Tweet of week
John Calipari regularly sends inspirational messages to his Twitter followers.
On Thursday morning, hours before the NCAA announced that Memphis must vacate its 2008 Final Four appearance and record 38 victories that season, he sent this tweet:
"The only true observer of your world and your issues is you."
That quote came from Karen Salmansohn, an author of self-help books. Calipari quotes her in his own newly-released self-help book, Bounce Back, which borrows its title from her.
Her previous books include:
■ The Bounce Back: How to Thrive in the Face of Adversity.
■ How to be Happy Dammit: A Cynic's Guide to Spiritual Happiness.
■ How to Succeed in Business Without a Penis.
On the mark?
The great Mark Bradley, columnist for the Atlanta Journal Constitution, recently unveiled his pre-season top 10. He had Kentucky No. 1 with Kansas, Michigan State, North Carolina and Villanova rounding out the top five.
In explaining his rankings, Bradley wrote via e-mail, "I think John Wall will be the best player in the country."
Then Bradley, a Maysville native, UK graduate and Herald-Leader alumnus, added: "I also think (John) Calipari needs to win big right away so UK will have as many victories as possible to forfeit two years down the road."
That's newspaper humor, folks.
Bradley noted that his colleague, Dave O'Brien, who covers the Atlanta Braves, is a Kansas graduate. O'Brien objected to the Jayhawks being No. 2.
"What can I say?" Bradley wrote. "I've believed in the Big Blue all my life, or least since they dumped Billy Gillispie."

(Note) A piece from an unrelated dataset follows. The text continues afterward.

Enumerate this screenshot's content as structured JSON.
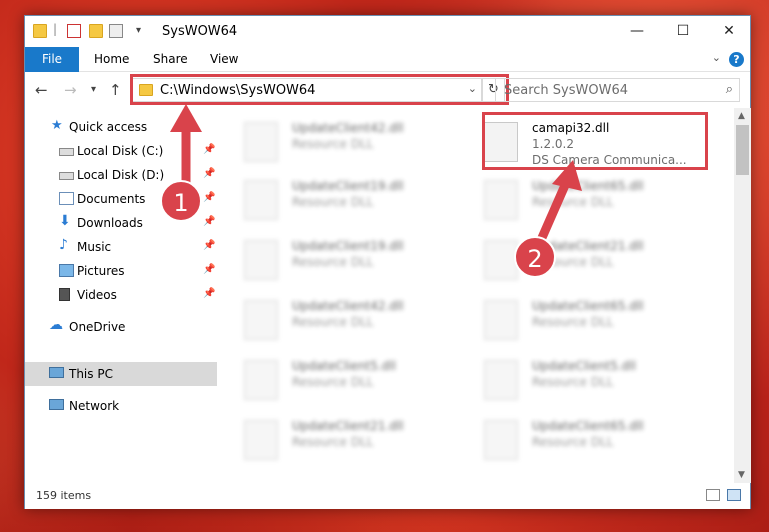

Cal advises fans
During Thursday night's hour-long television program devoted to Kentucky's 2009-10 schedule, new coach John Calipari kept going back to one thought: Fans should have fun and not fret about any setbacks this coming season.
Perhaps someone told Calipari about UK's demanding fans, who booed the home team in Rupp Arena more than once last season.

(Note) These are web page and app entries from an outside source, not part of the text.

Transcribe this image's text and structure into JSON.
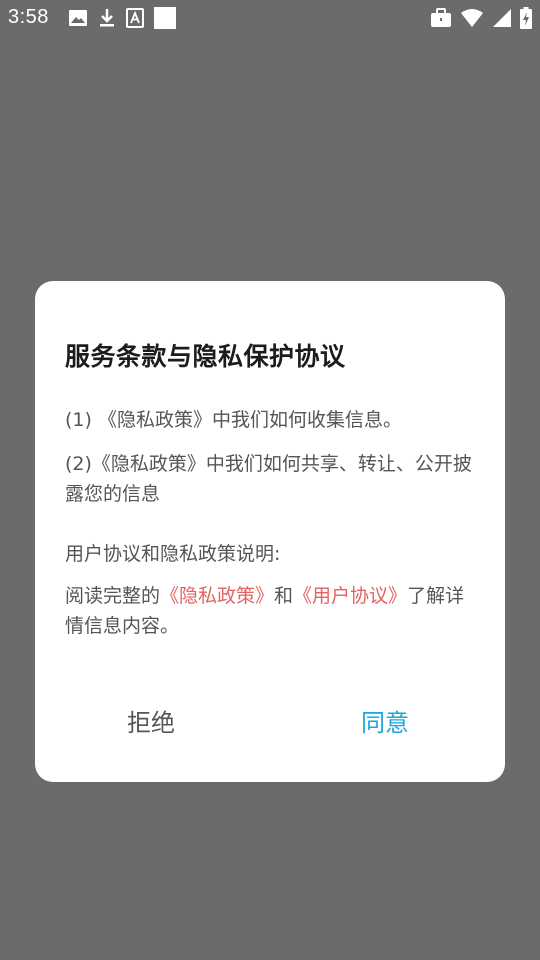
{
  "status_bar": {
    "time": "3:58",
    "left_icons": [
      "image-icon",
      "download-icon",
      "font-icon",
      "square-icon"
    ],
    "right_icons": [
      "briefcase-icon",
      "wifi-icon",
      "signal-icon",
      "battery-charging-icon"
    ]
  },
  "dialog": {
    "title": "服务条款与隐私保护协议",
    "items": [
      "(1) 《隐私政策》中我们如何收集信息。",
      "(2)《隐私政策》中我们如何共享、转让、公开披露您的信息"
    ],
    "section_label": "用户协议和隐私政策说明:",
    "read_prefix": "阅读完整的",
    "privacy_link": "《隐私政策》",
    "and_text": "和",
    "user_link": "《用户协议》",
    "read_suffix": "了解详情信息内容。",
    "reject_label": "拒绝",
    "agree_label": "同意"
  },
  "colors": {
    "overlay": "#6b6b6b",
    "link": "#e06464",
    "agree": "#1aa6e0"
  }
}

Going back further, the fans booed in the Pitino era when Mississippi State broke the full-court press a few times in a game Kentucky ultimately won by 29 points.
On Thursday's TV show, Calipari seemed to slyly make a similar point with a tongue-in-cheek response to a question about how he thought the Cats could do this season. Calipari "predicted" a 40-0 record with no margin of victory smaller than 25 points.

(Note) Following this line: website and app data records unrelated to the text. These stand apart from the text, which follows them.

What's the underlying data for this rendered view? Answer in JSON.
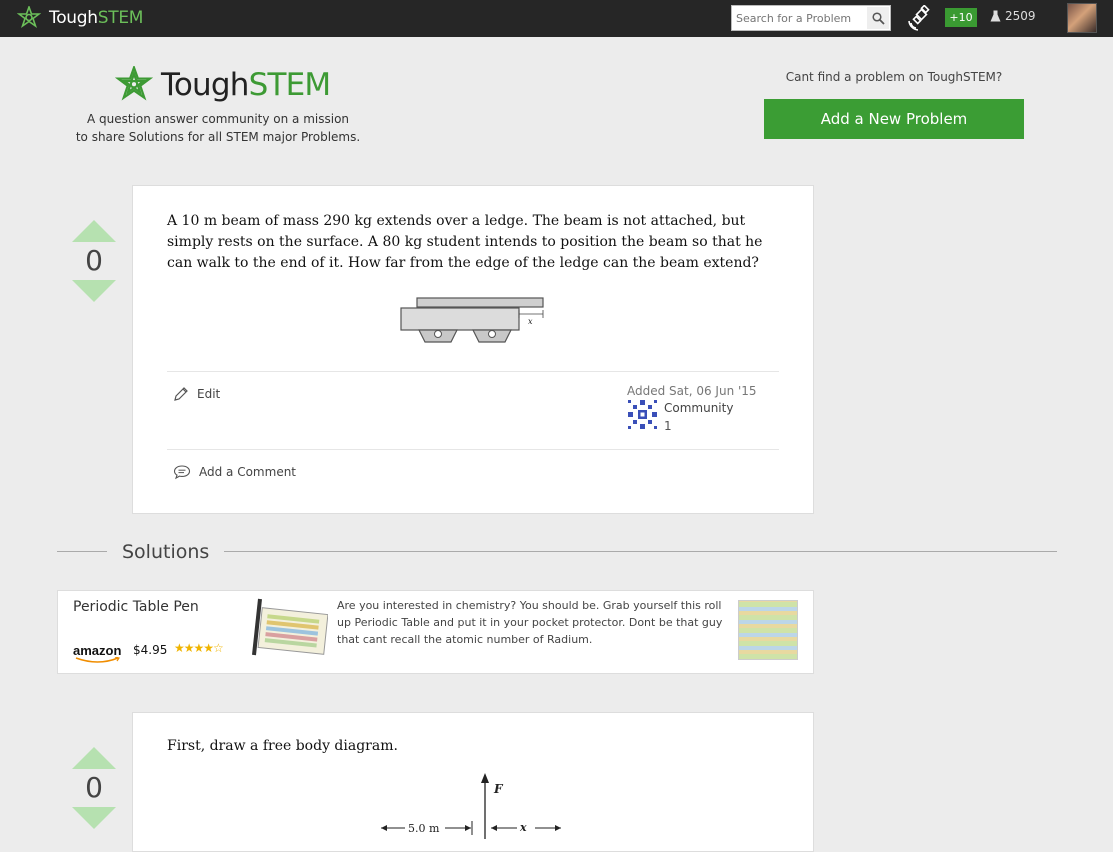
{
  "topbar": {
    "brand_tough": "Tough",
    "brand_stem": "STEM",
    "search_placeholder": "Search for a Problem",
    "points_badge": "+10",
    "score": "2509"
  },
  "header": {
    "logo_tough": "Tough",
    "logo_stem": "STEM",
    "tagline_line1": "A question answer community on a mission",
    "tagline_line2": "to share Solutions for all STEM major Problems.",
    "cant_find": "Cant find a problem on ToughSTEM?",
    "add_problem_label": "Add a New Problem"
  },
  "question": {
    "votes": "0",
    "text": "A 10 m beam of mass 290 kg extends over a ledge. The beam is not attached, but simply rests on the surface. A 80 kg student intends to position the beam so that he can walk to the end of it. How far from the edge of the ledge can the beam extend?",
    "figure_label": "x",
    "edit_label": "Edit",
    "added": "Added Sat, 06 Jun '15",
    "author": "Community",
    "author_score": "1",
    "comment_label": "Add a Comment"
  },
  "solutions": {
    "heading": "Solutions"
  },
  "ad": {
    "product_name": "Periodic Table Pen",
    "brand": "amazon",
    "price": "$4.95",
    "rating_stars": "★★★★☆",
    "description": "Are you interested in chemistry? You should be. Grab yourself this roll up Periodic Table and put it in your pocket protector. Dont be that guy that cant recall the atomic number of Radium."
  },
  "solution1": {
    "votes": "0",
    "text": "First, draw a free body diagram.",
    "fbd_force": "F",
    "fbd_dist": "5.0 m",
    "fbd_x": "x"
  },
  "colors": {
    "brand_green": "#3b9d34",
    "vote_arrow": "#b6e1b0",
    "topbar": "#262626"
  }
}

"Enjoy the path," Calipari said. "I'm going to have fun. If you want to be miserable, don't come around me."
Made for TV
A conference-wide announcement unveiled the schedules of Duke, North Carolina and Indiana. UCLA spokesman Ryan Finney said the school makes a "standard release" and puts the schedule on its Web site.
Kansas spokesman Chris Theisen said the school uses "normal press releases" to announce the schedule in stages: non-conference, conference with TV information, late changes. As of last week, the Jayhawks had made four separate schedule announcements.
Why did Kentucky take the unprecedented step of announcing its schedule on a television show patterned loosely after Selection Sunday? Money.
"We're always looking for new ways to offer new inventory to sell (advertising)," said Tom Stultz, senior vice president and managing director for IMG College.
IMG and Lexington station WKYT (Channel 27) are paying UK $80 million over 10 years for the television and radio rights to the school's football and basketball games. Selling advertising for the TV schedule show helps IMG and WKYT pay that fee.
Plus, the contract calls for IMG-WKYT and UK to split any profits exceeding $80 million in the lifetime of the contract.
To UK single-game scoring king Jodie Meeks. He turned 22 on Friday.
Meeks, who broke UK's 39-year-old record by scoring 54 points at Tennessee, enjoyed a happy birthday in Milwaukee preparing for his upcoming rookie NBA season.
Bucks fans associate Meeks almost solely with the game at Tennessee. They shouldn't ignore the 37 points against Kansas State or the 45 at Arkansas.
On the schedule show Thursday night, UK Coach John Calipari noted how the Bucks considered Meeks a first-round talent that fell to them in the second round.